Polishing: After I’ve finished a draft, I scrutinize it looking for different things. I focus on one thing at a time because there more important things than I can keep track of at one time. I read through once just for mechanics like spelling and grammar. I read another time just to make sure I’ve used vivid verbs. (I used to tell my writing students: “make things do things to things” and I follow that rule myself. It keeps my verbs simple and in active voice. I read another time checking for what I call “desire lines” (Vonnegut’s rule 3) to make sure it’s clear in every scene what the characters want. I read for coherence, flow and rhythm. I check plot points. I read over and over until changes don’t seem to improve things. If I’m lucky, I have time to set he draft aside for a few weeks before I submit it and go through the process again. Sometimes I go back and read things I wrote years ago. That shows me how I’ve grown as a writer and usually I’m pleased with my work.

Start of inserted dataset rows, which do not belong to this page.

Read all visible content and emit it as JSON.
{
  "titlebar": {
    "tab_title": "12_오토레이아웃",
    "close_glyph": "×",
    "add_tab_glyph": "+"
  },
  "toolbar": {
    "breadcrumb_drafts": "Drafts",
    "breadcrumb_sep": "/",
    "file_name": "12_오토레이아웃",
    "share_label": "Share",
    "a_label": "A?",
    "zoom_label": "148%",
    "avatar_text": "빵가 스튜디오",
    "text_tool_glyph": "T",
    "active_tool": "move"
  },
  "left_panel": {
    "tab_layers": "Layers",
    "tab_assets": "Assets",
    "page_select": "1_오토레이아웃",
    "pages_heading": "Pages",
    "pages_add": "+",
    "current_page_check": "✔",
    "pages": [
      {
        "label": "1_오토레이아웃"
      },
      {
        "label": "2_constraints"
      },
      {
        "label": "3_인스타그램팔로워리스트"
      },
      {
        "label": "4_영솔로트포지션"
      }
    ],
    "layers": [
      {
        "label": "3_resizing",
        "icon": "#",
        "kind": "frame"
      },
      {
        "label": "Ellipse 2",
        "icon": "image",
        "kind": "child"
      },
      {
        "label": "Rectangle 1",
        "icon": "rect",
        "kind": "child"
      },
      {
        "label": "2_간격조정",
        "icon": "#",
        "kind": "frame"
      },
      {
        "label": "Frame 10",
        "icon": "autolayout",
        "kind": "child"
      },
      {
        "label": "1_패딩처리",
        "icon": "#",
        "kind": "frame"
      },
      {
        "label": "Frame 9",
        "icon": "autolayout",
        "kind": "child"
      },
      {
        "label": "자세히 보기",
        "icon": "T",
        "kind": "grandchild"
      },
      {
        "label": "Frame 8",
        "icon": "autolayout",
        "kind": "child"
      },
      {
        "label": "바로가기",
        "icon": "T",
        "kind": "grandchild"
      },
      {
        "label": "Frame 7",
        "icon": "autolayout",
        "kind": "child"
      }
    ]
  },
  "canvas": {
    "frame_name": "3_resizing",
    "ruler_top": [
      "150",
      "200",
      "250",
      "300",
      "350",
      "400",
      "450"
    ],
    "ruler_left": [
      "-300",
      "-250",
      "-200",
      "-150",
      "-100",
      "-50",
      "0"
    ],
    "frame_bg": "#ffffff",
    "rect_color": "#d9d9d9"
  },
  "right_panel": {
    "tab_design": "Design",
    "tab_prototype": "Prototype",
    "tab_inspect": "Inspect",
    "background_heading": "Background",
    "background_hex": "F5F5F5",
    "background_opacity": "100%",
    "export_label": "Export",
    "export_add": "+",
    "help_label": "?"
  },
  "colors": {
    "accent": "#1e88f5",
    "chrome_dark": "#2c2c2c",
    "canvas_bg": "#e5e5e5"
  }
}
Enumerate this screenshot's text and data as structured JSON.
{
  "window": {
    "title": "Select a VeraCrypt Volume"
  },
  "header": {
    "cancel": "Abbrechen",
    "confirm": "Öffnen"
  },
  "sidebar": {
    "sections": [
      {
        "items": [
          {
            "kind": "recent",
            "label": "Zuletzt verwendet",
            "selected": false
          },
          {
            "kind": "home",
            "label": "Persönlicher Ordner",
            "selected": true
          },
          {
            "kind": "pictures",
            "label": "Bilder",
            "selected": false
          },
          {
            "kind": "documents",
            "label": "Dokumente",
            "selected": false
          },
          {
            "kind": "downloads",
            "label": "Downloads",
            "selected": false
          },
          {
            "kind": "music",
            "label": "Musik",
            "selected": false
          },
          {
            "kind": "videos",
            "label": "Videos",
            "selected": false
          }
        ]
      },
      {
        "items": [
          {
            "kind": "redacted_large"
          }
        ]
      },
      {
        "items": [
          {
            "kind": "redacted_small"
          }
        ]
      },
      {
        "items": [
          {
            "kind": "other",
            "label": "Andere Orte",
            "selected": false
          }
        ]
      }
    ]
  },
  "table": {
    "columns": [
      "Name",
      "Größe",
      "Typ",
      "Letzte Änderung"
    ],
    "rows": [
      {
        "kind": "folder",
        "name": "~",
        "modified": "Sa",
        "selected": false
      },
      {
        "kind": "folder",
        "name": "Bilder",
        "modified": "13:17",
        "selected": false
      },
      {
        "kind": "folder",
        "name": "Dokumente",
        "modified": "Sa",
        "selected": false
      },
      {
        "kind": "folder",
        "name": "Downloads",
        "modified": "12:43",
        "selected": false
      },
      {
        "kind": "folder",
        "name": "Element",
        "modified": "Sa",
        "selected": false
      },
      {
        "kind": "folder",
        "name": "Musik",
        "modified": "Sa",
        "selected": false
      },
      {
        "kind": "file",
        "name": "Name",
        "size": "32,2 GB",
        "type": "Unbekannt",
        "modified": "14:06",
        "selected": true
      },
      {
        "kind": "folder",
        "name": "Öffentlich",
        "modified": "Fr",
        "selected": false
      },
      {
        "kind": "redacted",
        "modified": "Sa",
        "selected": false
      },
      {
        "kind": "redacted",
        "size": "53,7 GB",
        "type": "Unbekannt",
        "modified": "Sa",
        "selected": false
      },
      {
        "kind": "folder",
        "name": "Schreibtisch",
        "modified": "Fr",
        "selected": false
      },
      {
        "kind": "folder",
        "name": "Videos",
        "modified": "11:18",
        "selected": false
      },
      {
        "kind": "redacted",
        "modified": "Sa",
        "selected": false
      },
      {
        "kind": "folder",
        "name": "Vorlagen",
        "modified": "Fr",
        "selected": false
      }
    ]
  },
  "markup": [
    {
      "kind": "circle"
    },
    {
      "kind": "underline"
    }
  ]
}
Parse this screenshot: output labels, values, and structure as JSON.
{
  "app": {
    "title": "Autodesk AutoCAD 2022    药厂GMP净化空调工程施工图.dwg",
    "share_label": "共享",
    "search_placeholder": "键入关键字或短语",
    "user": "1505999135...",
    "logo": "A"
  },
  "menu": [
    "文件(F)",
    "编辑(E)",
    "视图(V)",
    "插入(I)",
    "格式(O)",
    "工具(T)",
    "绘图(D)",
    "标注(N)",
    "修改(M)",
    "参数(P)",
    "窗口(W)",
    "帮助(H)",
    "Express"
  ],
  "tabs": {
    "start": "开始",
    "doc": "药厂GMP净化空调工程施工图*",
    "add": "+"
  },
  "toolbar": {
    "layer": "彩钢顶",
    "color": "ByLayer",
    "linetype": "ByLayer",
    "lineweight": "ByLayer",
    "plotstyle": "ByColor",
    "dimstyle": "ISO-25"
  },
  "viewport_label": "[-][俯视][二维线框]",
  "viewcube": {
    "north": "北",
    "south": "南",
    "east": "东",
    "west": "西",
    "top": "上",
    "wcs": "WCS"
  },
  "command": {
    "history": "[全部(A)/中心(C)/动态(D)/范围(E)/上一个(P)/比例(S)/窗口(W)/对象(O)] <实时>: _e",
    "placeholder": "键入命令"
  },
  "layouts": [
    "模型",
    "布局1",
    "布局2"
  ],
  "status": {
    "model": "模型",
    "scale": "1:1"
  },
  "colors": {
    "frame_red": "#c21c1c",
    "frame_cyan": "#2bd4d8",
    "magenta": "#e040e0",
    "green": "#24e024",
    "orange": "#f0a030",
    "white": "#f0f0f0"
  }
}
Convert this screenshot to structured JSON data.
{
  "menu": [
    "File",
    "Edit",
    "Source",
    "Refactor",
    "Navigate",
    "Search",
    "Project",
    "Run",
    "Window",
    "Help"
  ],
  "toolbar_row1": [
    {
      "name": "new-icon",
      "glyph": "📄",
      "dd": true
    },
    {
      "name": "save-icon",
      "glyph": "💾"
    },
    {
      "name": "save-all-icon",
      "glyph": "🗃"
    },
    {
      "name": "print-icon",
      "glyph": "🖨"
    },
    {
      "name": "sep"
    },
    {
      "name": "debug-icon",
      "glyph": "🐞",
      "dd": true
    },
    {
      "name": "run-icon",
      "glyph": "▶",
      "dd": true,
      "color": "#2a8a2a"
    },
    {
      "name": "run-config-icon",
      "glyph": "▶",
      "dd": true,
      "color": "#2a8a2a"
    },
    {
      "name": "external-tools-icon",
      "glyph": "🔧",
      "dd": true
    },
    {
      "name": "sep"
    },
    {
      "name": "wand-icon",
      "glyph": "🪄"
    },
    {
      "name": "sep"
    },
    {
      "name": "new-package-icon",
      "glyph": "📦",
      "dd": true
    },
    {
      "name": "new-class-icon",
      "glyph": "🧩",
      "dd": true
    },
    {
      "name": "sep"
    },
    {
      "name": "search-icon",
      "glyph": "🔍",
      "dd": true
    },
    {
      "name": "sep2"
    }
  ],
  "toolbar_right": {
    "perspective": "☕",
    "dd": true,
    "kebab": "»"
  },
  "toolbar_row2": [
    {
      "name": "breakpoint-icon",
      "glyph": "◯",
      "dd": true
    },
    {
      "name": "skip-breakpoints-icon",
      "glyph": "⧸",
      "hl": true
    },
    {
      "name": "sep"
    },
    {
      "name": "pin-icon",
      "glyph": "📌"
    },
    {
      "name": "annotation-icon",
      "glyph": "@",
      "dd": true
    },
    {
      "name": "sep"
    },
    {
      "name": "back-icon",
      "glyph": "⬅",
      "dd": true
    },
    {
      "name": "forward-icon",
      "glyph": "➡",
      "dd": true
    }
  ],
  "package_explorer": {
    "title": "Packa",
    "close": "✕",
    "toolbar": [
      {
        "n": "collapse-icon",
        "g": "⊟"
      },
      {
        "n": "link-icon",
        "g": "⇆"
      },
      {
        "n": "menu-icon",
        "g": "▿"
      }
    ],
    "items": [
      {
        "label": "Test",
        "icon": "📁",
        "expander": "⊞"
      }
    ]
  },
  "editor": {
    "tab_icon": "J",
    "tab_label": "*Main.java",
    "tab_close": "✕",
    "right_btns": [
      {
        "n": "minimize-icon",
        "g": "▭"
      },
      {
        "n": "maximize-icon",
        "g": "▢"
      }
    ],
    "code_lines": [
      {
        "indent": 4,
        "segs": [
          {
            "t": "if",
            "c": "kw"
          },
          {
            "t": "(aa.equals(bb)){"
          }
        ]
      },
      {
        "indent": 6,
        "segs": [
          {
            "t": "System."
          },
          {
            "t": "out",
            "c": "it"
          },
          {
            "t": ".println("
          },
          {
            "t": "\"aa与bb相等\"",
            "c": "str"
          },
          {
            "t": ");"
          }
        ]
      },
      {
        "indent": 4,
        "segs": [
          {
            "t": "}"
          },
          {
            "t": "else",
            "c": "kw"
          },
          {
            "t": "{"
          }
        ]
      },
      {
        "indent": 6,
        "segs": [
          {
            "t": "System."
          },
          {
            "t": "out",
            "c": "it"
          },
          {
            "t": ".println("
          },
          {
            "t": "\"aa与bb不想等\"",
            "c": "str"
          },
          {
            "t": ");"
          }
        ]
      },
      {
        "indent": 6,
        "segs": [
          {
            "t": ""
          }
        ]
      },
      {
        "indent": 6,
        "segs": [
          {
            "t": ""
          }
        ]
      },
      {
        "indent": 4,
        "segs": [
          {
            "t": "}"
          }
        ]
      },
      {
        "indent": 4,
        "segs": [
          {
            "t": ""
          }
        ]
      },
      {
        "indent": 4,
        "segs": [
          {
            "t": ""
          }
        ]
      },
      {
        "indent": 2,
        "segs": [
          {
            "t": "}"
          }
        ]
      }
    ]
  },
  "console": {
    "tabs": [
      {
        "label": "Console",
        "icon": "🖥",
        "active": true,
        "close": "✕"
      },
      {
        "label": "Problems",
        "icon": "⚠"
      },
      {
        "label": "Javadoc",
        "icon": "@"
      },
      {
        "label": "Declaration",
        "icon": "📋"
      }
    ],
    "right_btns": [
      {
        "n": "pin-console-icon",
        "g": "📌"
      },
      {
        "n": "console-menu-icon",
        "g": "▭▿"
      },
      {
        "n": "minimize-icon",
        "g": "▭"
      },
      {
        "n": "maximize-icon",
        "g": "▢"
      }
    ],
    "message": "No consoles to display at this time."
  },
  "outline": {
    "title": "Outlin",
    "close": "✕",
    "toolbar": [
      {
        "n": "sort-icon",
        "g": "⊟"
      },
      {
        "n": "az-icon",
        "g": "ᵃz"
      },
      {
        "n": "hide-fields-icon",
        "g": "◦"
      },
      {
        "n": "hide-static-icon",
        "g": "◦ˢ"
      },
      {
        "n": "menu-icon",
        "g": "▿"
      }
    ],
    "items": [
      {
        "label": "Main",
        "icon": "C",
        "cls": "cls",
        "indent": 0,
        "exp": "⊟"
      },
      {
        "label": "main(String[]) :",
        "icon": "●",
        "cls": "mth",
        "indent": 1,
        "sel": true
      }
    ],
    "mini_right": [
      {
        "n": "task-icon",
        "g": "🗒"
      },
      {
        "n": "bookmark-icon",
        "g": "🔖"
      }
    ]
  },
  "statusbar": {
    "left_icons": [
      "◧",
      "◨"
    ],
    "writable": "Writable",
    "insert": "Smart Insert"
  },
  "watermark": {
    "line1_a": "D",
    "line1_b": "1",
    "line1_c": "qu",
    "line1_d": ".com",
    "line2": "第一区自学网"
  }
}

That’s it for me. Here are the authors I’ve tagged for next week. Bookmark their blogs so you can see how they do things.

Max Tomlinson 

Max is a San Francisco-based author whose trilogy of literary thrillers: Sendaro, Who Sings for the Dead and Lethal Dispatch, gripping tales set in the Amazon rain forests of Peru during the Shining Path uprising of the 1980s.

Blythe Woolston

Blythe’s young adult novel, Black Helicopters, is a chilling tale of a girl raised by survivalists in the Montana wilderness. It was a 2013 Montana Book Award Honor book.

Brad Tyer

Brad’s 2013 Montana Book Award Honor Book, Opportunity Montana, blends the story of the attempt to restore a river damaged a hundred years ago by industrial pollution with a personal narrative about his relationship with his father.